When taping the template/s at desired location you will need to use a spirit level to align it. A consideration… is that not all houses and brick walls are built completely straight. So you may decide to go off the line of an exposed brick, rather than the spirit level.
2. Drilling into your brickwork
Drilling into brick can be intimidating, but with the right technique, it’s a breeze:
Put on your safety goggles and gloves.
Put the 5mm masonry drill bit in to the drill.
Switch the drill on to the hammer setting. Some drills have 3 options; drill, hammer, hammer and drill. You’ll want the third option - hammer and drill.
Using your power drill with a masonry bit, drill holes at your marked points. Go slow to start as the drill can jump around a bit at the beginning. Once the
3. Attaching the rods to the house numbers
Each house number comes pre-drilled with holes at the back. We don’t design our numbers to be drilled through the front, so as to avoid visible fixing screws. You’ll need to apply a very small amount of epoxy adhesive to one end of the rods, i.e. about the amount of a match head. Then insert the rod in the hole in the back of the number and wait for it to dry. You may need to tap lightly with a hammer, but just make sure you’re being careful to protect the face of the number to avoid any scratches.
Epoxy Adhesive has a bit of give white it’s setting, so try to make sure the rod is upright rather than on an angle.
Wait at least 5 minutes for the epoxy adhesive to dry. In hot conditions, the drying time is significantly reduced.
4. Floating or flush mount
You’ll now need to decide if you’d prefer a floating mount of a flush mount. A flush mount simply means that the number is directly against your brick surface, while a floating mount house number has a small 5mm gap. The gap creates a shadow line, which in some cases can look more dynamic and interesting [it’s our preferred method].
To achieve the floating mount you’ll just need to slide the included spacers over each of the rods.
5. Inserting the numbers in to place
Finally it’s time to put the numbers in place, and wrap up the installation!
Apply a very small amount of epoxy adhesive to the end of the exposed rods. Again, only use a small amount or it can get messy. Push the numbers into the holes, being very careful not to scratch or damage the face of the number.
Repeat for each number or letter.
After allowing some time for the epoxy adhesive to dry, make sure each number is secure in place. If not, add a little more epoxy adhesive and re-insert.
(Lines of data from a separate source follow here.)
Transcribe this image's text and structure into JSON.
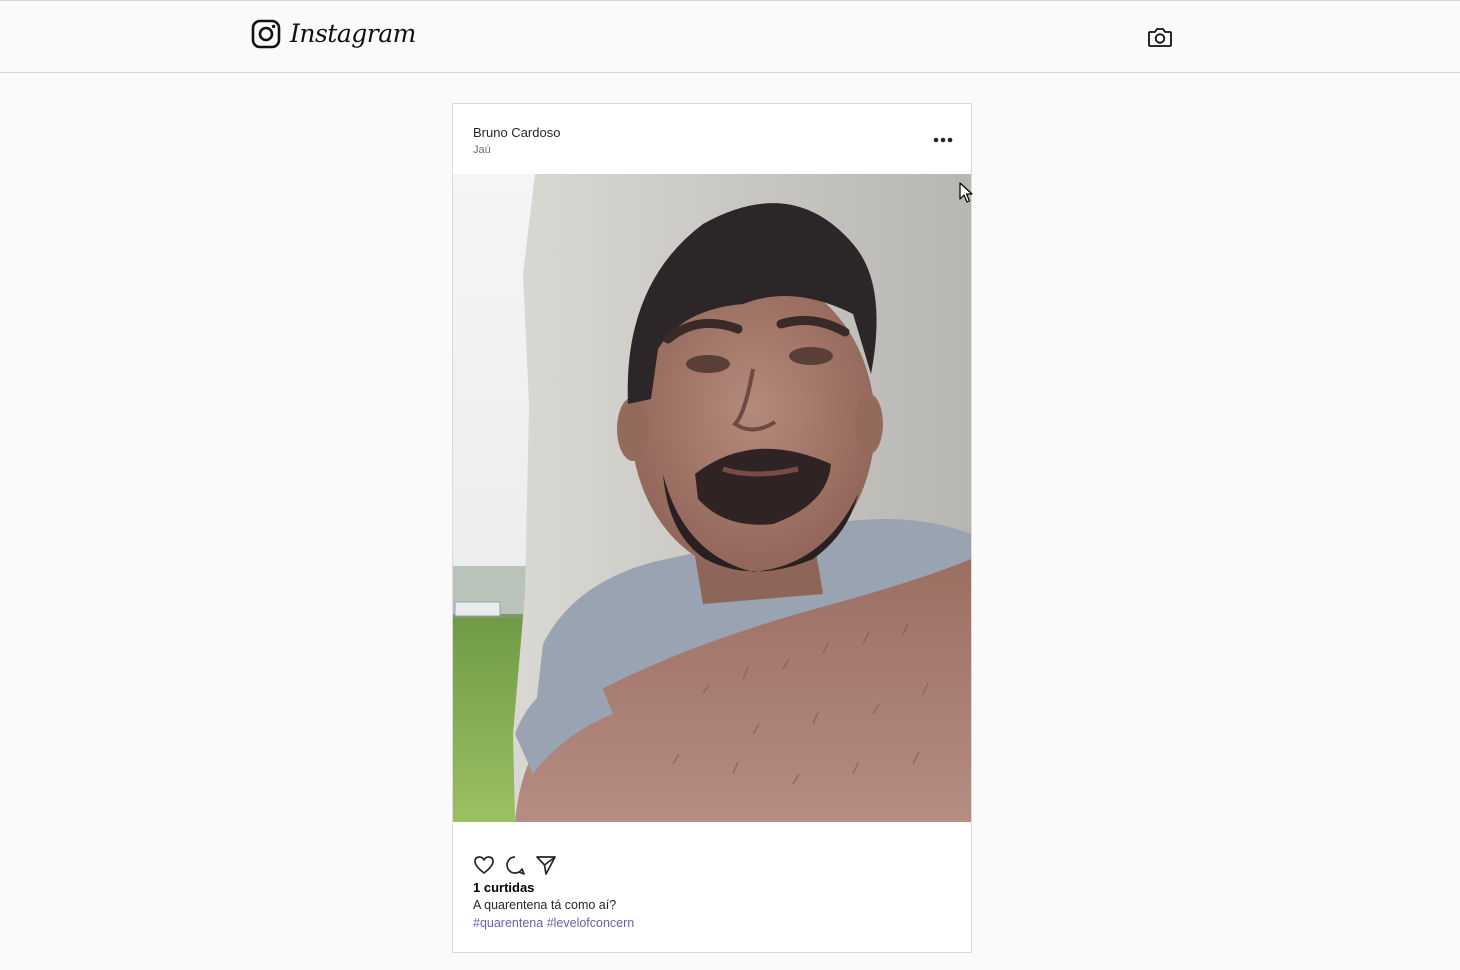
{
  "header": {
    "brand_name": "Instagram",
    "icons": {
      "logo": "instagram-logo-icon",
      "camera": "camera-icon"
    }
  },
  "post": {
    "author": "Bruno Cardoso",
    "location": "Jaú",
    "menu_icon": "more-options-icon",
    "actions": [
      "heart-icon",
      "comment-icon",
      "share-icon"
    ],
    "likes_text": "1 curtidas",
    "caption": "A quarentena tá como aí?",
    "hashtags": [
      "#quarentena",
      "#levelofconcern"
    ]
  },
  "colors": {
    "background": "#fafafa",
    "card": "#ffffff",
    "border": "#dbdbdb",
    "hashtag": "#6d5fa8",
    "text": "#262626"
  }
}
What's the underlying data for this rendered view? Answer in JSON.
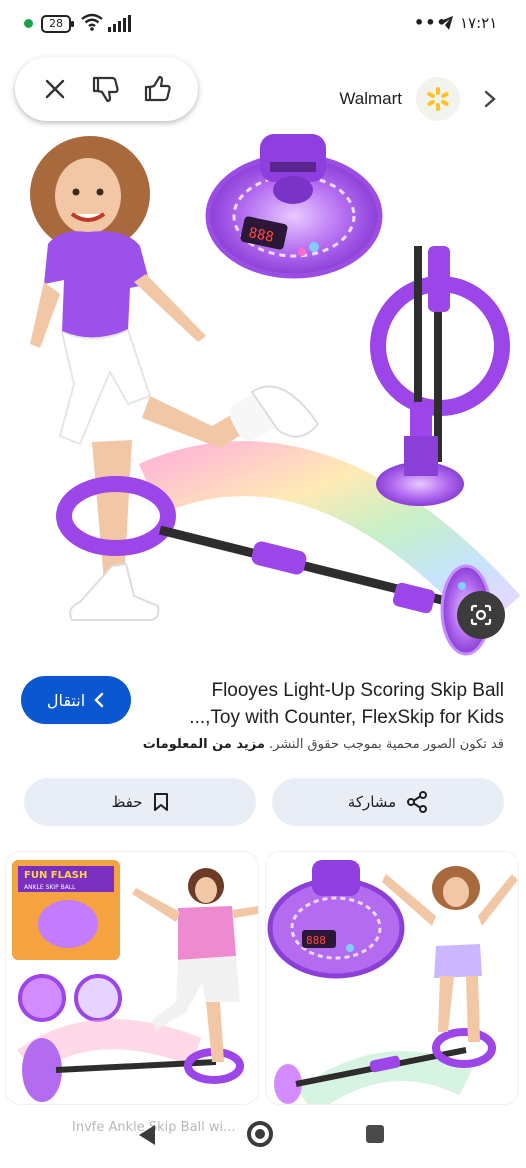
{
  "status_bar": {
    "battery": "28",
    "time": "١٧:٢١",
    "dots": "•••"
  },
  "feedback": {
    "icons": [
      "close-icon",
      "thumbs-down-icon",
      "thumbs-up-icon"
    ]
  },
  "source": {
    "name": "Walmart",
    "logo_icon": "walmart-spark-icon",
    "chevron_icon": "chevron-right-icon"
  },
  "result": {
    "title_line1": "Flooyes Light-Up Scoring Skip Ball",
    "title_line2": "Toy with Counter, FlexSkip for Kids,...",
    "notice_text": "قد تكون الصور محمية بموجب حقوق النشر.",
    "notice_link": "مزيد من المعلومات",
    "visit_label": "انتقال",
    "save_label": "حفظ",
    "share_label": "مشاركة"
  },
  "related": {
    "left_badge_line1": "FUN FLASH",
    "left_badge_line2": "ANKLE SKIP BALL",
    "caption": "Invfe Ankle Skip Ball wi..."
  },
  "colors": {
    "accent_blue": "#0b57d0",
    "chip_bg": "#e9eef6",
    "toy_purple": "#9c45e8",
    "walmart_yellow": "#ffc220"
  }
}
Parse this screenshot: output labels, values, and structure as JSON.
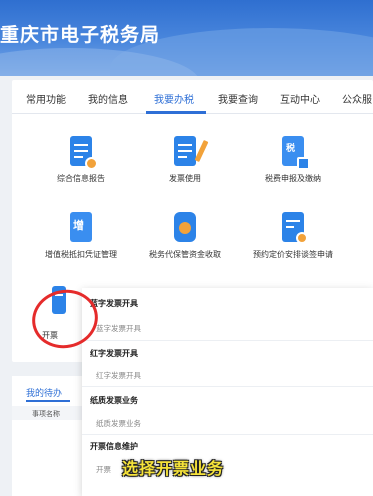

Step back and admire your handiwork.
Alternatives to Drilling
Not keen on drilling? There are adhesive options designed for brick surfaces. While they’re easier to install, keep in mind they may not be as durable as drilled installations, especially in harsh weather conditions. An Epoxy Adhesive is a good general option, but there may be other adhesives more suitable for your specific surface.
Installing house numbers on a brick surface doesn’t have to be daunting. With the right tools, a bit of planning, and a little patience, you can enhance your home’s kerb appeal and ensure it’s easily found when it matters most. So, roll up your sleeves and get ready to give your home a small but significant upgrade!